By equal measure, a competitive higher education market incentivises universities to pull out all the stops to attract the brightest and best students and be as high up as possible in the league table of results nationwide. In a marketplace with healthy competition and demonstrable incentives to strive for high standards you would expect to see cluster groups of high achievers, just as you see in sport, in retail and in entertainment. But competition doesn't just make the best better, it raises (or has the potential to raise) the standard of everyone, because it should incentivise lower performers to up their game, either by improving standards, by innovating to capture an unfilled niche, or in some cases by trying something different altogether.

The other peculiar thing many people tell us is that if a higher education marketplace is too openly competitive it will work against people who are bright but from disadvantaged backgrounds. This is an absurdly counterfactual objection to have, because it will actually have the opposite effect. An education marketplace that is too money-centred will be a bad thing because, in terms of performance and results, selection against bright disadvantaged students will disadvantage the university.

Consider why. Suppose Oxford and Cambridge had hiked up admission fees to attract the elite. Such a policy goes against the thing they should value most - academic credentials. If you are an employer looking to employ an Oxford graduate, who would you prefer; one who got in on scholastic merit, or one who got in because of a privileged financial background? The value of attending Oxford depends largely on the university's reputation, which is built primarily on prior academic excellence of former students. By having applicant quality as the measure of admission, the average student quality can be increased, which then further increases the prestige, which then increases the allure for high-quality future applicants.

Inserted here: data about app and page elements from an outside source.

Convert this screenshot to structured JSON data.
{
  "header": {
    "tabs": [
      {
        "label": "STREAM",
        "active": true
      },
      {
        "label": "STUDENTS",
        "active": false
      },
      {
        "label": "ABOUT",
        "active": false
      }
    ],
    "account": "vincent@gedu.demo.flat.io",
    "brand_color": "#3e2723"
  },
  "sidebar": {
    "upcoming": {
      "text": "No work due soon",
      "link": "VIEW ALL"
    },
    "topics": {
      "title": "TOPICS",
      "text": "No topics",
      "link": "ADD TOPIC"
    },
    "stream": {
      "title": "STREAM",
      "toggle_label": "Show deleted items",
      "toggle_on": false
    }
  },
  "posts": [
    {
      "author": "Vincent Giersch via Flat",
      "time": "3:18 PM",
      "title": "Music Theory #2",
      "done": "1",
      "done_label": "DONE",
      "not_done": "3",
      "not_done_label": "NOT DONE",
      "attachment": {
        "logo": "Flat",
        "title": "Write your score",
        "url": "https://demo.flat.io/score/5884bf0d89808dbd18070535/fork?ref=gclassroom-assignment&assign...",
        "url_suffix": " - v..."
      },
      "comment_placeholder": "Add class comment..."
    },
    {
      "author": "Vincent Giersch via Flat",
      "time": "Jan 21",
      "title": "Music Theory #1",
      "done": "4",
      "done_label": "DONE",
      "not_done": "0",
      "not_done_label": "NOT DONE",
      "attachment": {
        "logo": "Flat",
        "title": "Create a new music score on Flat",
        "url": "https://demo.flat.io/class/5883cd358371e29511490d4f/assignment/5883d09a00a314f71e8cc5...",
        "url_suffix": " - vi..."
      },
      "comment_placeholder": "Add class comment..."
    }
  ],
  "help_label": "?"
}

A system that neatly balances the admission quantity between talented young people that can pay (and do), and talented people that can't pay and are helped along the way, is a system that is just about right. It is inevitably true that being from a privileged high achieving background does confer advantages on young people that young people from working class backgrounds do not enjoy. This upsets lots of people - but it should not. Privilege mostly comes (either directly or indirectly) from high achievement. Therefore if you want to argue that that is a bad thing, you are arguing that a world in which achievement engenders advantage is a bad thing, which amounts to devaluing merit-based advantages - and to do that is to make a mockery of applying skills and working hard in general.